A Tuesday tweet from a U.S. government scientific agency seems relatively innocuous: “Winter storms do not prove global warming is not happening.”
The message from the National Oceanic and Atmospheric Administration (NOAA), which is devoted to climate science and information, includes a link citing research that severe snowstorms may be even more likely in a global warming climate because higher ocean temperatures appear to create more moisture.
Many are viewing Tuesday’s post as a rebuttal to President Trump’s tweet late Monday noting an approaching deep freeze for the American Midwest and asking “What the hell is going on with Global Warming (sic). Please come back fast, we need you.”
A polar vortex has returned this week to the Midwest bringing extremely low temperatures that could break records.
NOAA denies any connection between the president’s comment and its social media posting.

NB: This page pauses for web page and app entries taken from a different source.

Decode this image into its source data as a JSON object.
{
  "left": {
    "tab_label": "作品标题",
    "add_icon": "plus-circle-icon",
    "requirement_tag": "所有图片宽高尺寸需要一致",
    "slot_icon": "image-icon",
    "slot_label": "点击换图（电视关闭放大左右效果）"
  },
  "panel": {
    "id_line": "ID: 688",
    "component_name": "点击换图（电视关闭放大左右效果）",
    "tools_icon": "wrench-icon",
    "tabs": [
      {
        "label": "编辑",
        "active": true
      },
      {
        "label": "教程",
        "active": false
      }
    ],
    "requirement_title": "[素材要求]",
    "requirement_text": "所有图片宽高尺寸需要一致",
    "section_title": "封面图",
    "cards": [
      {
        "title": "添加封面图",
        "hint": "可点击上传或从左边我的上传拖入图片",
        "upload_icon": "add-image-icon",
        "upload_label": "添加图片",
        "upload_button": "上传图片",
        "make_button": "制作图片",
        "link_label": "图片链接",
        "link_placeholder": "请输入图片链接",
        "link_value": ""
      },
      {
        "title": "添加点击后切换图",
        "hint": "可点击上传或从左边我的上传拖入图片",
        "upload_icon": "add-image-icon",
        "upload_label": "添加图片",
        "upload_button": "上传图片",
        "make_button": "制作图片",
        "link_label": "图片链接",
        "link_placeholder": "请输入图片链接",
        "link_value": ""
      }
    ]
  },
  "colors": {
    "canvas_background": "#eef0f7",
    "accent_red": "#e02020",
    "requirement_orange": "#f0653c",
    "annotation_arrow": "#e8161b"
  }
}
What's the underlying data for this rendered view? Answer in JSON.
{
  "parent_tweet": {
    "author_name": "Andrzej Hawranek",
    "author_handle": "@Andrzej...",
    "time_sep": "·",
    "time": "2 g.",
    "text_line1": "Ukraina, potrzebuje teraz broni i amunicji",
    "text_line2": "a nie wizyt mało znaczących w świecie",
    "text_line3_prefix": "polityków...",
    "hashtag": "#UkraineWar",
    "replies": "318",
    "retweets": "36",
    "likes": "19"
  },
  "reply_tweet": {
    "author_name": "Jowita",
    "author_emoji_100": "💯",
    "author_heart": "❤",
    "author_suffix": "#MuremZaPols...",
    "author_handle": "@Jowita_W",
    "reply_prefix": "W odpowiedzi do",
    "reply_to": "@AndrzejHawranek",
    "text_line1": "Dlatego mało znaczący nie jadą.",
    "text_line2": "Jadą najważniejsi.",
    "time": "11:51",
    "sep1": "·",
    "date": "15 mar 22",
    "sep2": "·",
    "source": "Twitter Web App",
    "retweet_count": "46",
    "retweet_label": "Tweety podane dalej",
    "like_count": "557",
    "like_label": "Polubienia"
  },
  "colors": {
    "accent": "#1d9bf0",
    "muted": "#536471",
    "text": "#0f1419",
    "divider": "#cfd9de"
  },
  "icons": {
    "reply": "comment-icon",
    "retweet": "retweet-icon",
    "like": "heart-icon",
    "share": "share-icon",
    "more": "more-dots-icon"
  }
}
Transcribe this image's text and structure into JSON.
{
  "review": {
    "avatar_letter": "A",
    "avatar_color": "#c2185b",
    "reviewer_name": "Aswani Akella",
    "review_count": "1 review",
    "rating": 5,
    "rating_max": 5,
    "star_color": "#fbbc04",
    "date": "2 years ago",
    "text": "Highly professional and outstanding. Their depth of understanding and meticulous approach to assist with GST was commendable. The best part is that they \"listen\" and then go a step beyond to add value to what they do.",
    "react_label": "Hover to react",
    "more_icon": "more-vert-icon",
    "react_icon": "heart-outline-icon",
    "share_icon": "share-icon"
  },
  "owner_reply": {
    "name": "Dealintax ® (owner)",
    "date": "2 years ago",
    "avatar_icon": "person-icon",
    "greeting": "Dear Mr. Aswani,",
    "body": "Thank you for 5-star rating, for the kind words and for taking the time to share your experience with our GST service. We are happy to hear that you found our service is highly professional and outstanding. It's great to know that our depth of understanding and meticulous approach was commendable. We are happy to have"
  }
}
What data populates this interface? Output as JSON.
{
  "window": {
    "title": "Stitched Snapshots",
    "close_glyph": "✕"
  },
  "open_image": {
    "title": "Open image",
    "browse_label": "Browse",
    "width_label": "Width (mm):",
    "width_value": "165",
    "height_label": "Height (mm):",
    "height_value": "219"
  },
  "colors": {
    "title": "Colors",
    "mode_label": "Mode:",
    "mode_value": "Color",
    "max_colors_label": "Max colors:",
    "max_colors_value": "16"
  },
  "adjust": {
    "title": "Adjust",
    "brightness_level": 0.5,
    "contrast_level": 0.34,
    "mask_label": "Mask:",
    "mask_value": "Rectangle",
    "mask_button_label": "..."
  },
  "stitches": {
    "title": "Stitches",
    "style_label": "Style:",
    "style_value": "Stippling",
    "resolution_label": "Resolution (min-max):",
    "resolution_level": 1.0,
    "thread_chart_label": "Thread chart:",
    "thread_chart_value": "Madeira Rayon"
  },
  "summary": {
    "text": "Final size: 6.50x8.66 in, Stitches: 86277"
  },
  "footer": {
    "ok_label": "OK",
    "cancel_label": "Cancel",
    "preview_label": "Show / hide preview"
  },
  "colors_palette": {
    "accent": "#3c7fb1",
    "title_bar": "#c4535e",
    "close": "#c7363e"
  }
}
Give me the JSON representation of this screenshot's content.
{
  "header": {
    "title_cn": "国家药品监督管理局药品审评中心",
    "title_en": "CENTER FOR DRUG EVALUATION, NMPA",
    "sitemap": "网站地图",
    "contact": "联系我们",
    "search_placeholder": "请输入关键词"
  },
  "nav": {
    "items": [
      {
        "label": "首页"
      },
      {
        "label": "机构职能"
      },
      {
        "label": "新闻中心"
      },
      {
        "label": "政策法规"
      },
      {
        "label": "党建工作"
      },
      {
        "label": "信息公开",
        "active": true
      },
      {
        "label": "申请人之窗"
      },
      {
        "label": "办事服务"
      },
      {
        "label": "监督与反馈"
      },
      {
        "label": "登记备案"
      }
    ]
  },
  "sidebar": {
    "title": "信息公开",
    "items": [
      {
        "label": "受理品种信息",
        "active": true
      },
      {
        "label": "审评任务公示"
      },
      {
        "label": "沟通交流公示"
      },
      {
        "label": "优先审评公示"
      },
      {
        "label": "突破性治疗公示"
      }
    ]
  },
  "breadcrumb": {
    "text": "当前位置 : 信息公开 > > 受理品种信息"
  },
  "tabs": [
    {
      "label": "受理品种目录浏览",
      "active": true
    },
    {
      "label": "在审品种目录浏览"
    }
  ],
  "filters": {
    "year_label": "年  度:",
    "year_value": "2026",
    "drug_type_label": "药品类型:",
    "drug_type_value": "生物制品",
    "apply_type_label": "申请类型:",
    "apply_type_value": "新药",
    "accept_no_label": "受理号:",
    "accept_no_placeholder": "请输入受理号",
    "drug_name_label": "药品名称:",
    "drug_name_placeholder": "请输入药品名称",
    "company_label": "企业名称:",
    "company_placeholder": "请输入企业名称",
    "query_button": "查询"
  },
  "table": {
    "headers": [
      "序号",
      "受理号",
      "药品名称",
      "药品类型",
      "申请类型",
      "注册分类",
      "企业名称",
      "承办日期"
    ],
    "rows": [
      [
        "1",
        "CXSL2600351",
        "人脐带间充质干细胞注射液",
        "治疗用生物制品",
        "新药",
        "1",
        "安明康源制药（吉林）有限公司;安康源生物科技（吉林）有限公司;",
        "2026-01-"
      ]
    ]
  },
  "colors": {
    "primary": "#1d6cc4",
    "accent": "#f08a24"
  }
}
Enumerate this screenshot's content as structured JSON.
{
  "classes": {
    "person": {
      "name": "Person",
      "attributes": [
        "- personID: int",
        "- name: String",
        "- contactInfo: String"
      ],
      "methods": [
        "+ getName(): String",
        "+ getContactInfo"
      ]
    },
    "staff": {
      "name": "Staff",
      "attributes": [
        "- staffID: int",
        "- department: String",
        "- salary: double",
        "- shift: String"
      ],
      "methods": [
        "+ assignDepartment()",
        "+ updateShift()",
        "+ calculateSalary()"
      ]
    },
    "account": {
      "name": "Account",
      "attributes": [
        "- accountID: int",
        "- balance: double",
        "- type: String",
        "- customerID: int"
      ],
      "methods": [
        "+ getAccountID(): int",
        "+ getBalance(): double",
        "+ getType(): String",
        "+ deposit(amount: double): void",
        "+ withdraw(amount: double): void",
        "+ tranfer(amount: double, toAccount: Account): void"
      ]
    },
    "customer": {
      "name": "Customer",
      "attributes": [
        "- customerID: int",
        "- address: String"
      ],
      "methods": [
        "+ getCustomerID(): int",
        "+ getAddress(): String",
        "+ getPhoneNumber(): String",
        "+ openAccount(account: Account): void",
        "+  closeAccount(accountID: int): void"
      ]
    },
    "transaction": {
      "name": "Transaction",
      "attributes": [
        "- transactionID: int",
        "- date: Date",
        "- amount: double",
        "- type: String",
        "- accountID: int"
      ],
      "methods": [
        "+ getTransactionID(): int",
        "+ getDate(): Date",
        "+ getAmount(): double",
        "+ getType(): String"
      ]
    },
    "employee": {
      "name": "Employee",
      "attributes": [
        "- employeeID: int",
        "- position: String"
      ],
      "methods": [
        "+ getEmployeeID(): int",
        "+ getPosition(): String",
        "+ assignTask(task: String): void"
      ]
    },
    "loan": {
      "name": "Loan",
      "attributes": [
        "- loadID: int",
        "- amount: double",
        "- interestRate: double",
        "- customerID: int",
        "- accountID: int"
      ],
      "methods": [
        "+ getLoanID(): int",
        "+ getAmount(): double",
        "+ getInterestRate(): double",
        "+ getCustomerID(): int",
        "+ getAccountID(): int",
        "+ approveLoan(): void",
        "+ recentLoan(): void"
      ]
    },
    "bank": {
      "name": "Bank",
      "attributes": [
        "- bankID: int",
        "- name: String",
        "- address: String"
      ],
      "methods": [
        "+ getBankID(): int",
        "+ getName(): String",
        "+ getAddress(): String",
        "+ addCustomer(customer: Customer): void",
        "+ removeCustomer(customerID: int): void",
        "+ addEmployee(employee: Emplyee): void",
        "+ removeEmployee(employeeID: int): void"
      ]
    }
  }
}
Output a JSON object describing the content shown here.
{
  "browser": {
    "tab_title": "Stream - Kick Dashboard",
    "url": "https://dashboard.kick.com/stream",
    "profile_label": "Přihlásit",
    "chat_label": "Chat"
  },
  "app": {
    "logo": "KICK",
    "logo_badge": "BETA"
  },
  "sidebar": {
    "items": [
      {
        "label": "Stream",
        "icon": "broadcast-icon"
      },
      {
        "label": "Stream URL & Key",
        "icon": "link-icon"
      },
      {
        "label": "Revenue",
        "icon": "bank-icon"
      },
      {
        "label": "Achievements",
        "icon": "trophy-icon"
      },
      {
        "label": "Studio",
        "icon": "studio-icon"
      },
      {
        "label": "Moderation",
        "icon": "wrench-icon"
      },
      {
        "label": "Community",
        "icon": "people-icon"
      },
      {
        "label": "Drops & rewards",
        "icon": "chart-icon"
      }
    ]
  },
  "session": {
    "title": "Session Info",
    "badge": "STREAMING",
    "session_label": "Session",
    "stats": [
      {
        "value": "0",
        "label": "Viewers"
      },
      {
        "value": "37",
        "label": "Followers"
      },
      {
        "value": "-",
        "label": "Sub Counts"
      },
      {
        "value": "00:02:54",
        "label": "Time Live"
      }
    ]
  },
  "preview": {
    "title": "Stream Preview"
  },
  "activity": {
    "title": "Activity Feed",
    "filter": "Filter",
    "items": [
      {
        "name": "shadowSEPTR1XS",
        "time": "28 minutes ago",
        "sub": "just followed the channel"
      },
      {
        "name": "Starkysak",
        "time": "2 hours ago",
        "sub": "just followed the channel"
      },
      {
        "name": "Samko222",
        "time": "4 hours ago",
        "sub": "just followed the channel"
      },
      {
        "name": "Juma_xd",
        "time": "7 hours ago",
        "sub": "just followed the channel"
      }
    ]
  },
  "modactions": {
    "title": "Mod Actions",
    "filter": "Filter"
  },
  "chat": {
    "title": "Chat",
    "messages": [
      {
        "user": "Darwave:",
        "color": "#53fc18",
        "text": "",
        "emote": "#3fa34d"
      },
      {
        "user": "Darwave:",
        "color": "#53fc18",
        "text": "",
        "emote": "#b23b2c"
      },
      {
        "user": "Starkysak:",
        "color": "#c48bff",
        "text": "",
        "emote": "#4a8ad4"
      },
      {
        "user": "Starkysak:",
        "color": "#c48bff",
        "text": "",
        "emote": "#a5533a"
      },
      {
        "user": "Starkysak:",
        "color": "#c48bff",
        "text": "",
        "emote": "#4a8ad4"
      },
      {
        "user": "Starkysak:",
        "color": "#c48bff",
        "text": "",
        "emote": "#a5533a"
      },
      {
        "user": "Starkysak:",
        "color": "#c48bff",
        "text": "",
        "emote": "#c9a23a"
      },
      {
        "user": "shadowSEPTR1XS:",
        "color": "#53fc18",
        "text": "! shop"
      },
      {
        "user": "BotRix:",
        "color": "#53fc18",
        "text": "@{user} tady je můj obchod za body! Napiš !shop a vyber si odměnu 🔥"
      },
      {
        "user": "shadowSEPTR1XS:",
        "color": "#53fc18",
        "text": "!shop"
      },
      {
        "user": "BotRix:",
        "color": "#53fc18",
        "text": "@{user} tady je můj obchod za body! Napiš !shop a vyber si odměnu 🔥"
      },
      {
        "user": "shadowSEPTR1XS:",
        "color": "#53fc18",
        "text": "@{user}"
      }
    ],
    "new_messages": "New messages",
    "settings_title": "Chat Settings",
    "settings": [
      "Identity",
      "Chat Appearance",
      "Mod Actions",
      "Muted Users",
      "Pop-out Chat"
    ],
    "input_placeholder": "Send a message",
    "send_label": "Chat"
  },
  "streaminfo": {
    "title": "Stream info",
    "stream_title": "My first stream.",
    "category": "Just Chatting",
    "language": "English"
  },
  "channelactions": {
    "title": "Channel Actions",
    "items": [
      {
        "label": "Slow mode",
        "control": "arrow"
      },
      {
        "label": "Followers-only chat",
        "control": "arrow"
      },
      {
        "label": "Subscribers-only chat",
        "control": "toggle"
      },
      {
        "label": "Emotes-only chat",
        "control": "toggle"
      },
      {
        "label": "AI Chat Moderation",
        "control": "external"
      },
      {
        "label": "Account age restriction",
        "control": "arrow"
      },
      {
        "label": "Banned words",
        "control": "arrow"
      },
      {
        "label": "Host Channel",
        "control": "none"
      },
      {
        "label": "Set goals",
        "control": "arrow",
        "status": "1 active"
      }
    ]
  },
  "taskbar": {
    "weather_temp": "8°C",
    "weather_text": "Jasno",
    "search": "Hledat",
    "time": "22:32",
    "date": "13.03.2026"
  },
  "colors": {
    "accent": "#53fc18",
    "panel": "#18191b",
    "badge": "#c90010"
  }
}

“We routinely put this story out at these times,” the agency said in a statement. “Our scientists weren’t responding to a tweet.”
Most scientists say there is little valid research to counter the prevailing view climate change is real and note research also demonstrates that with global warming there will be more frequently extreme temperatures at both ends of the thermometer.
With a forecast of icy roads around the nation’s capital, one item of unanimous consent throughout the Trump administration Tuesday is non-emergency federal workers – just two days back on the job after a record-long shutdown – could leave early because of the weather.
“Employees of Federal offices in the Washington, D.C., area are authorized for early departure,” according to a notice from the U.S. Office of Personnel Management. “Employees should depart 2 hours earlier than their normal departure times and may request unscheduled leave to depart prior to their staggered departure times.”
The notification is intended, in part, to alleviate congestion on streets that could soon become hazardous.
The ability of a mere dusting of snow or sheets of ice on roadways and sidewalks to create pandemonium in the U.S. center of power frequently puzzles those who have migrated to this part of the country from harsher winter climates.
A January 2016 snowstorm paralyzed the region, although only 2.5 centimeters of snow fell on Washington, D.C. roadways. There were hundreds of traffic accidents and many motorists abandoned their vehicles on highways after untreated roads became impassible with black ice.
The mess and lack of preparedness prompted a public apology by the mayor of Washington, D.C.
Muriel Bowser was taking no such chances on Tuesday, three years after the so-called Snowzilla (not to be confused with the area’s December 2009 Snowpocalypse).
Mayor Bowser, on Tuesday announced she had requested an additional $1 million from the city’s contingency fund “to cover higher costs than anticipated for salt/de-icing as a result of Winter Storm Gia.”
The city also issued a hypothermia alert, which will keep shelters open during daylight hours so the estimated 7,000 homeless people in Washington will have a warm and safe place to stay.
A member of Congress from Utah, as government employees began packing up early in the afternoon, on Tuesday threw his own virtual snowball at the threat of another approaching winter storm appearing to panic politicians, bureaucrats and lobbyists inside the Beltway.
“People in DC love to show how tough they are and call their opponents ‘snowflake,’” wrote Congressman Ben McAdams on Twitter. “Unless the weather forecast includes snowflakes, and then they cancel meetings, leave work early and buy all of the bottled water at the grocery store. Snowflakes.” He then tossed a promotional hashtag for a top winter recreational activity in his state that includes the Wasatch Mountain range: #SkiUtah. (VOA)